_Exercise objective_:
Please write out all of the entries exactly as they appear.

--- START ---

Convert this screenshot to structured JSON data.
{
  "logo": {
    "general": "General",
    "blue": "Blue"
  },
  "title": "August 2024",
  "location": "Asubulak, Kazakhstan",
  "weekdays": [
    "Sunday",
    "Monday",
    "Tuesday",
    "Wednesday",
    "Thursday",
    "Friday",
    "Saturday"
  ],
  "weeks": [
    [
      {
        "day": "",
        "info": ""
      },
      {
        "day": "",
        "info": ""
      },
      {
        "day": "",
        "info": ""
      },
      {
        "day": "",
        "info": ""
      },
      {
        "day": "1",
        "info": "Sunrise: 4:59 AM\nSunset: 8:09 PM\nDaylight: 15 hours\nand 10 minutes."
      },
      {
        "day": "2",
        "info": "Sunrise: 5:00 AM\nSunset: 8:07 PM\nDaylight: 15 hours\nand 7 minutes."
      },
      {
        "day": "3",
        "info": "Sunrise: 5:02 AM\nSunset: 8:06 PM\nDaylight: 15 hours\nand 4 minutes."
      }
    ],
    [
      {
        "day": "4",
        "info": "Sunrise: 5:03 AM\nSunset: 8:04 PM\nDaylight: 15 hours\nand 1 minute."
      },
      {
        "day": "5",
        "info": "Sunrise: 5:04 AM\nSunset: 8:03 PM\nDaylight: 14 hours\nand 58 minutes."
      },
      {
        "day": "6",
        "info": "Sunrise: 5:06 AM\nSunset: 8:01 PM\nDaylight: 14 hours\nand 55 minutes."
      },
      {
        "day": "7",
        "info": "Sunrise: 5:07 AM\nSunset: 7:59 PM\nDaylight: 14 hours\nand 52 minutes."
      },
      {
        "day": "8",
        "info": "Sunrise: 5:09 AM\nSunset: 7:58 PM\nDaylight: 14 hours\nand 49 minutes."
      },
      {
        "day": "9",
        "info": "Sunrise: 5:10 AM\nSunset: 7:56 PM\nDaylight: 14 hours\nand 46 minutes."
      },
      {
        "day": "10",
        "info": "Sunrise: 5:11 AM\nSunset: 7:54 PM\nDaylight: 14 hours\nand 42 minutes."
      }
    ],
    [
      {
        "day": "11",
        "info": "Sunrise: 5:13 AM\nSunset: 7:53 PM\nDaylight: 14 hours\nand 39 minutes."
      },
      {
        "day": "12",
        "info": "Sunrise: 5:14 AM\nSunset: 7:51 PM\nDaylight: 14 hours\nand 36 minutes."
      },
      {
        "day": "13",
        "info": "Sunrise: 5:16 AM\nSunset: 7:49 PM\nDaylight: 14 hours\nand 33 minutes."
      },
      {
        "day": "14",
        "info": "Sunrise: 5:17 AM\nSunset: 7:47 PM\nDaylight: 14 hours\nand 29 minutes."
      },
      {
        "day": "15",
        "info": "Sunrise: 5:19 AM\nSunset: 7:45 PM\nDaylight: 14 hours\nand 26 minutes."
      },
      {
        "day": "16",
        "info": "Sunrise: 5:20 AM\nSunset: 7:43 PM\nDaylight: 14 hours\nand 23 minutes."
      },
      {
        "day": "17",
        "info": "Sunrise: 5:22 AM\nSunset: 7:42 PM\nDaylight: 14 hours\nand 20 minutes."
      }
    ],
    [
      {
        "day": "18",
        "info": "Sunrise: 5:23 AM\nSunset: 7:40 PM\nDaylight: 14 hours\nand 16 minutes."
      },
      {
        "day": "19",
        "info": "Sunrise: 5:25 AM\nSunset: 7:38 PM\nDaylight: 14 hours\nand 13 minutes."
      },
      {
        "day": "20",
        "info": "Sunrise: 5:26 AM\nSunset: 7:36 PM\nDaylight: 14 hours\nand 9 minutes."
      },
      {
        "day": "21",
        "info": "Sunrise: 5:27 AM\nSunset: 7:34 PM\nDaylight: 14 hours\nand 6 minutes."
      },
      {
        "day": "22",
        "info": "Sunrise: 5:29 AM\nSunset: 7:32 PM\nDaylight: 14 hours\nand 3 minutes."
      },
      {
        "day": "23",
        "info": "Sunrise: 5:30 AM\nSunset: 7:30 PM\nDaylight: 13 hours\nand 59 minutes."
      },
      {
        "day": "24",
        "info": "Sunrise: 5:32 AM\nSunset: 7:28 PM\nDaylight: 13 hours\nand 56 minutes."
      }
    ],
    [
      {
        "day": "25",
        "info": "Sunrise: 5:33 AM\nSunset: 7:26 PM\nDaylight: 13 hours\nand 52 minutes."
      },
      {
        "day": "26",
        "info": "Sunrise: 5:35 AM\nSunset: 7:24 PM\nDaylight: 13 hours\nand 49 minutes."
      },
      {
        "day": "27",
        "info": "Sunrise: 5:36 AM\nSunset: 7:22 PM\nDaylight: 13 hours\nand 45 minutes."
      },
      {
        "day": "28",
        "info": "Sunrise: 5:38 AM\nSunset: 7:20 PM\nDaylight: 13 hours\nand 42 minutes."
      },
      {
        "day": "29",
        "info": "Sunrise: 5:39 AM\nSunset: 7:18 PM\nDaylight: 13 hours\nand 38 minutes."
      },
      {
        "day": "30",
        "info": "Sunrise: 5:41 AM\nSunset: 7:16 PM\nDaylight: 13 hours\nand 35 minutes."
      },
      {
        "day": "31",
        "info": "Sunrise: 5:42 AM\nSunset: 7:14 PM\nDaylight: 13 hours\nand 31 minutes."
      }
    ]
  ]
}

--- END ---

_Reply_:
Convert this screenshot to structured JSON data.
{
  "logo": {
    "general": "General",
    "blue": "Blue"
  },
  "title": "August 2024",
  "location": "Asubulak, Kazakhstan",
  "weekdays": [
    "Sunday",
    "Monday",
    "Tuesday",
    "Wednesday",
    "Thursday",
    "Friday",
    "Saturday"
  ],
  "weeks": [
    [
      {
        "day": "",
        "info": ""
      },
      {
        "day": "",
        "info": ""
      },
      {
        "day": "",
        "info": ""
      },
      {
        "day": "",
        "info": ""
      },
      {
        "day": "1",
        "info": "Sunrise: 4:59 AM\nSunset: 8:09 PM\nDaylight: 15 hours\nand 10 minutes."
      },
      {
        "day": "2",
        "info": "Sunrise: 5:00 AM\nSunset: 8:07 PM\nDaylight: 15 hours\nand 7 minutes."
      },
      {
        "day": "3",
        "info": "Sunrise: 5:02 AM\nSunset: 8:06 PM\nDaylight: 15 hours\nand 4 minutes."
      }
    ],
    [
      {
        "day": "4",
        "info": "Sunrise: 5:03 AM\nSunset: 8:04 PM\nDaylight: 15 hours\nand 1 minute."
      },
      {
        "day": "5",
        "info": "Sunrise: 5:04 AM\nSunset: 8:03 PM\nDaylight: 14 hours\nand 58 minutes."
      },
      {
        "day": "6",
        "info": "Sunrise: 5:06 AM\nSunset: 8:01 PM\nDaylight: 14 hours\nand 55 minutes."
      },
      {
        "day": "7",
        "info": "Sunrise: 5:07 AM\nSunset: 7:59 PM\nDaylight: 14 hours\nand 52 minutes."
      },
      {
        "day": "8",
        "info": "Sunrise: 5:09 AM\nSunset: 7:58 PM\nDaylight: 14 hours\nand 49 minutes."
      },
      {
        "day": "9",
        "info": "Sunrise: 5:10 AM\nSunset: 7:56 PM\nDaylight: 14 hours\nand 46 minutes."
      },
      {
        "day": "10",
        "info": "Sunrise: 5:11 AM\nSunset: 7:54 PM\nDaylight: 14 hours\nand 42 minutes."
      }
    ],
    [
      {
        "day": "11",
        "info": "Sunrise: 5:13 AM\nSunset: 7:53 PM\nDaylight: 14 hours\nand 39 minutes."
      },
      {
        "day": "12",
        "info": "Sunrise: 5:14 AM\nSunset: 7:51 PM\nDaylight: 14 hours\nand 36 minutes."
      },
      {
        "day": "13",
        "info": "Sunrise: 5:16 AM\nSunset: 7:49 PM\nDaylight: 14 hours\nand 33 minutes."
      },
      {
        "day": "14",
        "info": "Sunrise: 5:17 AM\nSunset: 7:47 PM\nDaylight: 14 hours\nand 29 minutes."
      },
      {
        "day": "15",
        "info": "Sunrise: 5:19 AM\nSunset: 7:45 PM\nDaylight: 14 hours\nand 26 minutes."
      },
      {
        "day": "16",
        "info": "Sunrise: 5:20 AM\nSunset: 7:43 PM\nDaylight: 14 hours\nand 23 minutes."
      },
      {
        "day": "17",
        "info": "Sunrise: 5:22 AM\nSunset: 7:42 PM\nDaylight: 14 hours\nand 20 minutes."
      }
    ],
    [
      {
        "day": "18",
        "info": "Sunrise: 5:23 AM\nSunset: 7:40 PM\nDaylight: 14 hours\nand 16 minutes."
      },
      {
        "day": "19",
        "info": "Sunrise: 5:25 AM\nSunset: 7:38 PM\nDaylight: 14 hours\nand 13 minutes."
      },
      {
        "day": "20",
        "info": "Sunrise: 5:26 AM\nSunset: 7:36 PM\nDaylight: 14 hours\nand 9 minutes."
      },
      {
        "day": "21",
        "info": "Sunrise: 5:27 AM\nSunset: 7:34 PM\nDaylight: 14 hours\nand 6 minutes."
      },
      {
        "day": "22",
        "info": "Sunrise: 5:29 AM\nSunset: 7:32 PM\nDaylight: 14 hours\nand 3 minutes."
      },
      {
        "day": "23",
        "info": "Sunrise: 5:30 AM\nSunset: 7:30 PM\nDaylight: 13 hours\nand 59 minutes."
      },
      {
        "day": "24",
        "info": "Sunrise: 5:32 AM\nSunset: 7:28 PM\nDaylight: 13 hours\nand 56 minutes."
      }
    ],
    [
      {
        "day": "25",
        "info": "Sunrise: 5:33 AM\nSunset: 7:26 PM\nDaylight: 13 hours\nand 52 minutes."
      },
      {
        "day": "26",
        "info": "Sunrise: 5:35 AM\nSunset: 7:24 PM\nDaylight: 13 hours\nand 49 minutes."
      },
      {
        "day": "27",
        "info": "Sunrise: 5:36 AM\nSunset: 7:22 PM\nDaylight: 13 hours\nand 45 minutes."
      },
      {
        "day": "28",
        "info": "Sunrise: 5:38 AM\nSunset: 7:20 PM\nDaylight: 13 hours\nand 42 minutes."
      },
      {
        "day": "29",
        "info": "Sunrise: 5:39 AM\nSunset: 7:18 PM\nDaylight: 13 hours\nand 38 minutes."
      },
      {
        "day": "30",
        "info": "Sunrise: 5:41 AM\nSunset: 7:16 PM\nDaylight: 13 hours\nand 35 minutes."
      },
      {
        "day": "31",
        "info": "Sunrise: 5:42 AM\nSunset: 7:14 PM\nDaylight: 13 hours\nand 31 minutes."
      }
    ]
  ]
}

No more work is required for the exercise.